A year ago, the Gracey brothers launched Parallax Semiconductor to promote and sell their chips. In forming a separate division for the microcontrollers, Parallax’s message to the industry is clear: We will be a serious contender in the microcontroller chip field.

“My inspiration was to design a chip exactly as I wanted it,” says Chip Gracey, now the director of research and development. “There are a lot of enthusiastic people who have been out of electronics for 20 years, but now they are back and having a great time again.”

Chip Gracey was fascinated by electronics, even as a child. At just 8 years old, he took apart a calculator and hooked it up to a stereo just to see what would happen. Later, he learned computer programming on an Apple 2 computer his dad would bring home from work.

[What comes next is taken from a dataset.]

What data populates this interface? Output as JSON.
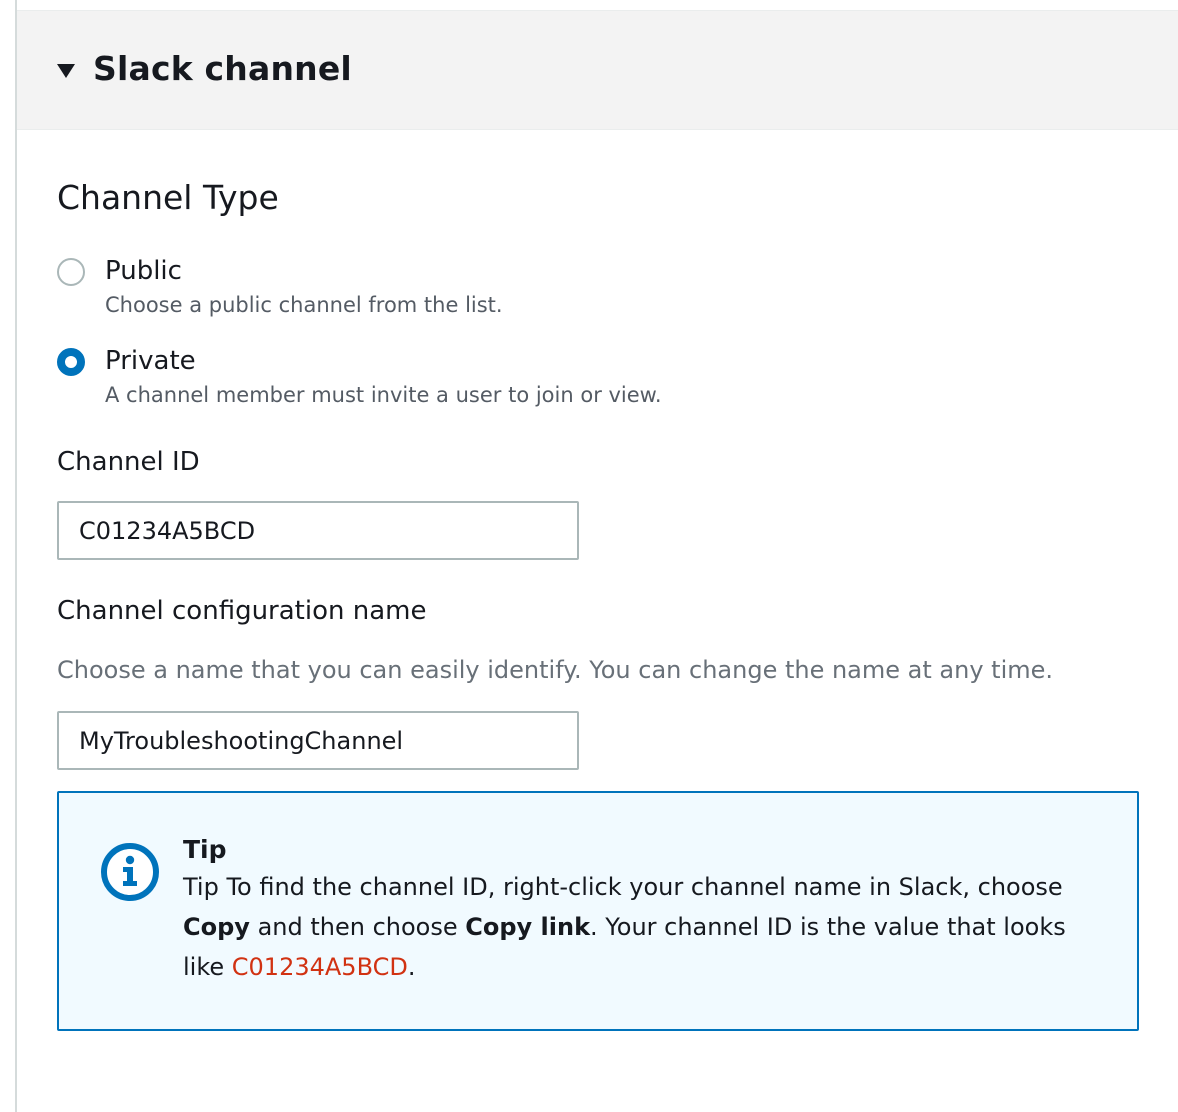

After high school, he half-heartedly attended three semesters at American River College, but felt he was wasting precious time. In 1987, his 0.95 GPA and the resulting academic probation ended his college stint, so he launched an electronics company out of his parents’ home in Carmichael.

Today, at Parallax’s 20,000-square-foot facility, its 44 employees design and make a cache of robots fly, roll and walk. Elev8, an unmanned aerial vehicle, flies and can be used for aerial photography, among other things. Employees also create educational materials for teachers and hobbyists and program microcontroller chips.

Microsoft partnered with Parallax about 10 months ago to create a robot that can be programmed by its users to do common household tasks. In the past few months, Parallax has sold more than 100 of these robots for more than $1,000 each and expects Microsoft to buy five times as many this year.

Parallax has excelled due to persistence, ingenuity and plugging all profits back into the company for future product development. Because they own the company and don’t owe venture capitalists a dime, the Graceys have full power to create new products and further grow Parallax’s customer service and engineering support without regard for stockholders.

Avoiding the venture capital funding route has been difficult, because it takes years to design and fabricate a microcontroller chip; it took eight to develop Propeller 1 and six years for Propeller 2. Salaries must be paid, software must be licensed and up-front fabrication costs can add up to hundreds of thousands of dollars before a product is even ready to sell.

“Typically, companies that design chips are very large, and they have venture capital funding,” Ken Gracey says. “We did it on our own firepower. We made $2 and spent $2.”

Aside from creating innovative products and being financially responsible, Ken Gracey says Parallax is thriving because of its dedicated employees.

“Fun and freedom is a big part of our company,” Ken Gracey says. “To keep and support a productive staff, it’s important to encourage them and to give them freedom to really run the place the way they want to.”